Several years ago, after speaking with a man who was quite cynical about life, I had the realization that cynicism is not something we’re born with – it’s something we learn as we grow into adulthood (or learn to overcome). On the other hand, children are accepting, believing, and optimistic. Perhaps that’s just one reason Jesus taught that we need to become like little children in order to enter the kingdom of God.

A Lesson from Screwtape

Screwtape

Not long ago, I pulled from my bookshelf a 1961 copy of C.S. Lewis’ The Screwtape Letters and began to read the first few chapters. This particular copy had belonged to my dad when he was a teenager and was the same copy I read when I was in high school 12 years ago. As you can see, the binding’s a bit loose and the title page has been reattached with some tape – can’t remember if that was my handiwork or if I inherited it that way – but most impressive, the jacket says this book originally cost $0.95, which I’m told by this website is worth $5.70 in 2013 dollars. Oh, the good ol’ days!   

I think many people are familiar with this book, but if you aren’t or simply don’t remember, Screwtape is a senior devil writing letters to his nephew and junior tempter, Wormwood, offering professional guidance on how to successfully lead a human soul or “patient” to hell. This one excerpt from Screwtape’s first letter impressed me:

you don’t realise how enslaved [humans] are to the pressure of the ordinary. I once had a patient, a sound atheist, who used to read in the British Museum. One day, as he sat reading, I saw a train of thought in his mind beginning to go the wrong way. The Enemy, of course, was at his elbow in a moment. Before I knew where I was I saw my twenty years’ work beginning to totter…I struck instantly at the part of the man which I had best under my control, and suggested that it was just about time he had some lunch. The Enemy presumably bade the counter-suggestion (you know how one can never quite overhear what he says to them?) that this was more important than lunch. At least I think that must have been His line, for when I said, “Quite. In fact much too important to tackle at the end of a morning,” the patient brightened up considerably; and by the time I had added “Much better come back after lunch and go into it with a fresh mind,” he was already halfway to the door. Once he was in the street the battle was won. I showed him a newsboy shouting the midday paper, and a No. 73 bus going past, and before he reached the bottom of the steps I had got into him an unalterable conviction that, whatever odd ideas might come into a man’s head when he was shut up alone with his books, a healthy dose of “real life” (by which he meant the bus and the newsboy) was enough to show him that all “that sort of thing” just couldn’t be true.
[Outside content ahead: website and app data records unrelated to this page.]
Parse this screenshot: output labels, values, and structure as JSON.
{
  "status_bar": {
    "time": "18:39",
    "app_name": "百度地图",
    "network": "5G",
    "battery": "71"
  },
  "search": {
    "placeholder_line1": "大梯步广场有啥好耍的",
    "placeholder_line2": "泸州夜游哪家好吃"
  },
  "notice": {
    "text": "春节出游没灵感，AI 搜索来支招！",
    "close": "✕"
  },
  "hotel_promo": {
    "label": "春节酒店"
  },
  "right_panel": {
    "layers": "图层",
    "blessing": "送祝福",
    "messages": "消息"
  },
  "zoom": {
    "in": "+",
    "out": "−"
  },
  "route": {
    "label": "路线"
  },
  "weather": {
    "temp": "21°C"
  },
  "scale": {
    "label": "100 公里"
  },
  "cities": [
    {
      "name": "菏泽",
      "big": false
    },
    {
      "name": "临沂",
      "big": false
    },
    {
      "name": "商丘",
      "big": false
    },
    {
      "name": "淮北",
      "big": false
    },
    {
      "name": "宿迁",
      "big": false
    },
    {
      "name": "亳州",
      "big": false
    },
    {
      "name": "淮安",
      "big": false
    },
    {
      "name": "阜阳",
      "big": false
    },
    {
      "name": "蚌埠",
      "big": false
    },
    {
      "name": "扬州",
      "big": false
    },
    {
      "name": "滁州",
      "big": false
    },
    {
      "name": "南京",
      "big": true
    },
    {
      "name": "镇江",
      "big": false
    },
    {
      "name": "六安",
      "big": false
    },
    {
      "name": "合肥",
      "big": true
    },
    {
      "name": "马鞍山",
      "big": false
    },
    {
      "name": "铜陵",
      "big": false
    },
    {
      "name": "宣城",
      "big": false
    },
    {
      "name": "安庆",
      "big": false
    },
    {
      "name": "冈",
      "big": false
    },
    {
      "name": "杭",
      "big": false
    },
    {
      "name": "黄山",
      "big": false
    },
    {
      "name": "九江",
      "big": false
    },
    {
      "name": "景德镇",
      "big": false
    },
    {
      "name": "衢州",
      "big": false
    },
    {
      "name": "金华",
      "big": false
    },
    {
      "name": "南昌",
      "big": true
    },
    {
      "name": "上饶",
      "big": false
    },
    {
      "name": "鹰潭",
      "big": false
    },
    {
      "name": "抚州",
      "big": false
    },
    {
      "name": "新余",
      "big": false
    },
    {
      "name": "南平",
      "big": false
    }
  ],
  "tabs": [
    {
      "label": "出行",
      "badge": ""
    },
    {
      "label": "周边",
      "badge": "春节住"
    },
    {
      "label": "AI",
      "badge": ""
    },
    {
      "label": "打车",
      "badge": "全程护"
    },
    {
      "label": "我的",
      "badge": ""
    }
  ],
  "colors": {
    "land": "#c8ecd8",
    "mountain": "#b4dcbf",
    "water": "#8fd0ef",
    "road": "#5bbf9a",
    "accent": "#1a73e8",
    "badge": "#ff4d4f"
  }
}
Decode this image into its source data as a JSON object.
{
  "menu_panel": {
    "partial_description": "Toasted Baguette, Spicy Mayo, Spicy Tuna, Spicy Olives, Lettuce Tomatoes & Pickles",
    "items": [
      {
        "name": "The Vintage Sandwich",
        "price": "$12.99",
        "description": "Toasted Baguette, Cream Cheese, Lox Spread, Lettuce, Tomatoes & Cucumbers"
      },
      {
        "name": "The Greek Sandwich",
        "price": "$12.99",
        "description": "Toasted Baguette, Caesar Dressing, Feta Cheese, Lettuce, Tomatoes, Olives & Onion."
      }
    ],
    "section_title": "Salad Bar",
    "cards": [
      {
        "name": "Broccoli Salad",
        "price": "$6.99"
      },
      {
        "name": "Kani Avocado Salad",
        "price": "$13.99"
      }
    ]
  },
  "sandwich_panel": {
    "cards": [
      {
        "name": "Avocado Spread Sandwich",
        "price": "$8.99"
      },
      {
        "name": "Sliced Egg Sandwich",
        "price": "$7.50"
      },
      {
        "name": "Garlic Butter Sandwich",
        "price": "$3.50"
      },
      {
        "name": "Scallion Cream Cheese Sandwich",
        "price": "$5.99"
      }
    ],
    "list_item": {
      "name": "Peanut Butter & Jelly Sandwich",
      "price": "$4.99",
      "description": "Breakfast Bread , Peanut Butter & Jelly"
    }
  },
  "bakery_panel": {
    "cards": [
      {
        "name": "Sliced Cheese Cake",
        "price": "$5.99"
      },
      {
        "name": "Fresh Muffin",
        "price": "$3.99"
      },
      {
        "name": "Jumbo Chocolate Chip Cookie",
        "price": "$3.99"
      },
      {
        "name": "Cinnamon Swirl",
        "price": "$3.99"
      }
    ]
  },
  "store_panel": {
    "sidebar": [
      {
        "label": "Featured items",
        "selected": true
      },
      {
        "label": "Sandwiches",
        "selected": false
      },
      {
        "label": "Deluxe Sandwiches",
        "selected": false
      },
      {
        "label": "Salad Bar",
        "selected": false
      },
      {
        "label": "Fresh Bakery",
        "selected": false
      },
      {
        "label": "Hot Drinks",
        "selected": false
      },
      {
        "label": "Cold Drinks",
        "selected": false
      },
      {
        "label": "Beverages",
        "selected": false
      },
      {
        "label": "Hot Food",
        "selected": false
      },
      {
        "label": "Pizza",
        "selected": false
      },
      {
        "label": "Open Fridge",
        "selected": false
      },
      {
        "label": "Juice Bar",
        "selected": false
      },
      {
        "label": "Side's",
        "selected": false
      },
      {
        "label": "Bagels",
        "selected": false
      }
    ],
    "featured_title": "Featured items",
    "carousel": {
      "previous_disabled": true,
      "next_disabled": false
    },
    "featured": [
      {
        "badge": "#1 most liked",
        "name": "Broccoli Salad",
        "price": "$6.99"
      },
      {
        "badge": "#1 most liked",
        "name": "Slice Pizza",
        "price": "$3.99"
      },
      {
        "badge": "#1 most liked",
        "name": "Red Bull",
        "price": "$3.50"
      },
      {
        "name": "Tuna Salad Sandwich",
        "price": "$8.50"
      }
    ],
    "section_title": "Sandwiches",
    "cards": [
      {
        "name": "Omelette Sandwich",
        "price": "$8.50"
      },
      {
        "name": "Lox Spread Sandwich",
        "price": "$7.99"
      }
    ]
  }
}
My experience leads me to believe that we are indeed slaves to the pressure of the ordinary, perhaps even more so today than in 1942 when Screwtape was first published. Nowadays, it’s so easy to let our phones, the news, and other gadgets consume our time, thought, and attention. I’m certainly not perfect at shutting off and powering down the electronics in my life, but I have found that there is immense value in taking some time each day for personal solitude. Sometimes I’ll write down some recent learning experiences, the things I’m grateful for, or my desires and goals. Other times I’ll write questions or observations I’ve had. Combined with prayer and reflection on some meaningful scriptures, I find these practices make it easier to arrive at a spiritual center.

This aligning of our souls creates an environment where we just might receive the messages God wants us to receive. Doing so likewise strengthens our capacity to recognize destructive influences which may initially seem so subtle and harmless.